━━━━━ Records to use
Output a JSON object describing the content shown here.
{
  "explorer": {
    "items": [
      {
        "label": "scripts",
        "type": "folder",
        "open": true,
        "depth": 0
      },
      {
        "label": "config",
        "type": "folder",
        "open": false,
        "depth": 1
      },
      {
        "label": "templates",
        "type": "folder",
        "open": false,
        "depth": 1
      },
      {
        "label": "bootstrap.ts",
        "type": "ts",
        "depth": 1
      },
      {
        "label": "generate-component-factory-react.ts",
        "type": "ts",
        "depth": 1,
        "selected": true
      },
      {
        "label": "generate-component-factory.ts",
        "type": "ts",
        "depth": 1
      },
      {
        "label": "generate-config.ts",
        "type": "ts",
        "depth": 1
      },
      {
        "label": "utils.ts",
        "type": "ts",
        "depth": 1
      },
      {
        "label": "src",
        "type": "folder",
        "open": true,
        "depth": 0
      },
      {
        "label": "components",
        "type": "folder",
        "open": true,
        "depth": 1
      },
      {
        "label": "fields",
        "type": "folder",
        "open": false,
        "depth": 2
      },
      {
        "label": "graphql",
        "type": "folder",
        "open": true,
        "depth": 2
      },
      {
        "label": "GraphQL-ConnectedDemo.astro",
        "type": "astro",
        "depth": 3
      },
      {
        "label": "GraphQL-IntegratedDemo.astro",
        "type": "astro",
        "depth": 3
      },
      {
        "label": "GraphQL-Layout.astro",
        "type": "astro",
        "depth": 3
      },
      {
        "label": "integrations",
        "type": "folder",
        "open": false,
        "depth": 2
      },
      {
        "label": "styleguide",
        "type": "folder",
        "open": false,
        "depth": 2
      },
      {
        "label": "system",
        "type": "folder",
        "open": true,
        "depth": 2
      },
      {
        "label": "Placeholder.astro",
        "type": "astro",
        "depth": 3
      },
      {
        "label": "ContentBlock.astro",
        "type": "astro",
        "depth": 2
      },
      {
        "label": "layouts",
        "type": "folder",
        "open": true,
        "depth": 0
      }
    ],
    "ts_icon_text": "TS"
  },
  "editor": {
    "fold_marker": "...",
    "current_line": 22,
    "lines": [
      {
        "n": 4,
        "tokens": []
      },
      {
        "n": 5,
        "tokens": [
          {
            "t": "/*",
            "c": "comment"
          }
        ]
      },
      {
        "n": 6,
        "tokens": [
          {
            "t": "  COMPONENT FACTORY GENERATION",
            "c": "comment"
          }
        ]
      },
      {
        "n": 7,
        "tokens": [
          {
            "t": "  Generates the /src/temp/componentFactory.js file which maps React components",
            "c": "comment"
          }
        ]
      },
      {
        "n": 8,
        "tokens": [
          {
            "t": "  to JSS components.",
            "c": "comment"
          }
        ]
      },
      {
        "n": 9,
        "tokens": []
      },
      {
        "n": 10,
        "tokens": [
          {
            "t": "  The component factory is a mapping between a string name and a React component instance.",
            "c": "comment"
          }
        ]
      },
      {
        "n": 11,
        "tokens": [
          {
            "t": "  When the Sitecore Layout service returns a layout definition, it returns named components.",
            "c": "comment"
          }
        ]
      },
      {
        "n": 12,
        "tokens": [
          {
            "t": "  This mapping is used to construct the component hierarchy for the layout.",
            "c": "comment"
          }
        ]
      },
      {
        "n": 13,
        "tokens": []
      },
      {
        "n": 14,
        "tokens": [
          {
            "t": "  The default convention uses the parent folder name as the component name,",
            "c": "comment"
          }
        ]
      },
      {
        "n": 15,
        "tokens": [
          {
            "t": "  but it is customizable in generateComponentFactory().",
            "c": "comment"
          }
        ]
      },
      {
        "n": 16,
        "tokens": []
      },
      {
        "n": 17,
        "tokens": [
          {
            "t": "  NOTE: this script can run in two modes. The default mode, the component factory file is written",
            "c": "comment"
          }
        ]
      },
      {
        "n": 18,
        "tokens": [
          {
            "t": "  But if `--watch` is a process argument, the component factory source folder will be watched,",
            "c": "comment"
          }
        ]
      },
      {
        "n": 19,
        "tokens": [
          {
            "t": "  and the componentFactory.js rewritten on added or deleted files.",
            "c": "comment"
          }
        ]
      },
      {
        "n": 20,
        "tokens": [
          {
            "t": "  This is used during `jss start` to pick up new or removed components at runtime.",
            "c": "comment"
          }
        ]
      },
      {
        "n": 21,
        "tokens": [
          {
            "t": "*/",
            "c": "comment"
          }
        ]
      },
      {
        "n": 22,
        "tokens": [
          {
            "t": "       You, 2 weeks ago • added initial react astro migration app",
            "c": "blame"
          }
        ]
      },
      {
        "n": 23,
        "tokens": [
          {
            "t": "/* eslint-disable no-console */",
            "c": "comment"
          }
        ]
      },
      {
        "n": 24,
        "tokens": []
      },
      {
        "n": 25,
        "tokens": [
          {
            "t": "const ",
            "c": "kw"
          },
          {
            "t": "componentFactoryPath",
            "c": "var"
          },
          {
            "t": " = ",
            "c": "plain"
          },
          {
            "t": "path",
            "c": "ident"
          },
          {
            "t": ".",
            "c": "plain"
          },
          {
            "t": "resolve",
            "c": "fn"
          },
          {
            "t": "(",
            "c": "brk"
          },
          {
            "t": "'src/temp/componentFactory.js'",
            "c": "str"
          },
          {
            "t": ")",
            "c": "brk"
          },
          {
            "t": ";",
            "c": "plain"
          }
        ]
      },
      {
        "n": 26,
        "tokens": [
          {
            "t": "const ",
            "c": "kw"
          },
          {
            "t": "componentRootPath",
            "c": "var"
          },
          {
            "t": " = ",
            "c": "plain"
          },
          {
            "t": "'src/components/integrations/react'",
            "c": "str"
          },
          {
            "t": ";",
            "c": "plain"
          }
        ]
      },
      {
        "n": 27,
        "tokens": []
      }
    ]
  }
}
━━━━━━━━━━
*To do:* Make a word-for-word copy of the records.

*Finished task:*
Output a JSON object describing the content shown here.
{
  "explorer": {
    "items": [
      {
        "label": "scripts",
        "type": "folder",
        "open": true,
        "depth": 0
      },
      {
        "label": "config",
        "type": "folder",
        "open": false,
        "depth": 1
      },
      {
        "label": "templates",
        "type": "folder",
        "open": false,
        "depth": 1
      },
      {
        "label": "bootstrap.ts",
        "type": "ts",
        "depth": 1
      },
      {
        "label": "generate-component-factory-react.ts",
        "type": "ts",
        "depth": 1,
        "selected": true
      },
      {
        "label": "generate-component-factory.ts",
        "type": "ts",
        "depth": 1
      },
      {
        "label": "generate-config.ts",
        "type": "ts",
        "depth": 1
      },
      {
        "label": "utils.ts",
        "type": "ts",
        "depth": 1
      },
      {
        "label": "src",
        "type": "folder",
        "open": true,
        "depth": 0
      },
      {
        "label": "components",
        "type": "folder",
        "open": true,
        "depth": 1
      },
      {
        "label": "fields",
        "type": "folder",
        "open": false,
        "depth": 2
      },
      {
        "label": "graphql",
        "type": "folder",
        "open": true,
        "depth": 2
      },
      {
        "label": "GraphQL-ConnectedDemo.astro",
        "type": "astro",
        "depth": 3
      },
      {
        "label": "GraphQL-IntegratedDemo.astro",
        "type": "astro",
        "depth": 3
      },
      {
        "label": "GraphQL-Layout.astro",
        "type": "astro",
        "depth": 3
      },
      {
        "label": "integrations",
        "type": "folder",
        "open": false,
        "depth": 2
      },
      {
        "label": "styleguide",
        "type": "folder",
        "open": false,
        "depth": 2
      },
      {
        "label": "system",
        "type": "folder",
        "open": true,
        "depth": 2
      },
      {
        "label": "Placeholder.astro",
        "type": "astro",
        "depth": 3
      },
      {
        "label": "ContentBlock.astro",
        "type": "astro",
        "depth": 2
      },
      {
        "label": "layouts",
        "type": "folder",
        "open": true,
        "depth": 0
      }
    ],
    "ts_icon_text": "TS"
  },
  "editor": {
    "fold_marker": "...",
    "current_line": 22,
    "lines": [
      {
        "n": 4,
        "tokens": []
      },
      {
        "n": 5,
        "tokens": [
          {
            "t": "/*",
            "c": "comment"
          }
        ]
      },
      {
        "n": 6,
        "tokens": [
          {
            "t": "  COMPONENT FACTORY GENERATION",
            "c": "comment"
          }
        ]
      },
      {
        "n": 7,
        "tokens": [
          {
            "t": "  Generates the /src/temp/componentFactory.js file which maps React components",
            "c": "comment"
          }
        ]
      },
      {
        "n": 8,
        "tokens": [
          {
            "t": "  to JSS components.",
            "c": "comment"
          }
        ]
      },
      {
        "n": 9,
        "tokens": []
      },
      {
        "n": 10,
        "tokens": [
          {
            "t": "  The component factory is a mapping between a string name and a React component instance.",
            "c": "comment"
          }
        ]
      },
      {
        "n": 11,
        "tokens": [
          {
            "t": "  When the Sitecore Layout service returns a layout definition, it returns named components.",
            "c": "comment"
          }
        ]
      },
      {
        "n": 12,
        "tokens": [
          {
            "t": "  This mapping is used to construct the component hierarchy for the layout.",
            "c": "comment"
          }
        ]
      },
      {
        "n": 13,
        "tokens": []
      },
      {
        "n": 14,
        "tokens": [
          {
            "t": "  The default convention uses the parent folder name as the component name,",
            "c": "comment"
          }
        ]
      },
      {
        "n": 15,
        "tokens": [
          {
            "t": "  but it is customizable in generateComponentFactory().",
            "c": "comment"
          }
        ]
      },
      {
        "n": 16,
        "tokens": []
      },
      {
        "n": 17,
        "tokens": [
          {
            "t": "  NOTE: this script can run in two modes. The default mode, the component factory file is written",
            "c": "comment"
          }
        ]
      },
      {
        "n": 18,
        "tokens": [
          {
            "t": "  But if `--watch` is a process argument, the component factory source folder will be watched,",
            "c": "comment"
          }
        ]
      },
      {
        "n": 19,
        "tokens": [
          {
            "t": "  and the componentFactory.js rewritten on added or deleted files.",
            "c": "comment"
          }
        ]
      },
      {
        "n": 20,
        "tokens": [
          {
            "t": "  This is used during `jss start` to pick up new or removed components at runtime.",
            "c": "comment"
          }
        ]
      },
      {
        "n": 21,
        "tokens": [
          {
            "t": "*/",
            "c": "comment"
          }
        ]
      },
      {
        "n": 22,
        "tokens": [
          {
            "t": "       You, 2 weeks ago • added initial react astro migration app",
            "c": "blame"
          }
        ]
      },
      {
        "n": 23,
        "tokens": [
          {
            "t": "/* eslint-disable no-console */",
            "c": "comment"
          }
        ]
      },
      {
        "n": 24,
        "tokens": []
      },
      {
        "n": 25,
        "tokens": [
          {
            "t": "const ",
            "c": "kw"
          },
          {
            "t": "componentFactoryPath",
            "c": "var"
          },
          {
            "t": " = ",
            "c": "plain"
          },
          {
            "t": "path",
            "c": "ident"
          },
          {
            "t": ".",
            "c": "plain"
          },
          {
            "t": "resolve",
            "c": "fn"
          },
          {
            "t": "(",
            "c": "brk"
          },
          {
            "t": "'src/temp/componentFactory.js'",
            "c": "str"
          },
          {
            "t": ")",
            "c": "brk"
          },
          {
            "t": ";",
            "c": "plain"
          }
        ]
      },
      {
        "n": 26,
        "tokens": [
          {
            "t": "const ",
            "c": "kw"
          },
          {
            "t": "componentRootPath",
            "c": "var"
          },
          {
            "t": " = ",
            "c": "plain"
          },
          {
            "t": "'src/components/integrations/react'",
            "c": "str"
          },
          {
            "t": ";",
            "c": "plain"
          }
        ]
      },
      {
        "n": 27,
        "tokens": []
      }
    ]
  }
}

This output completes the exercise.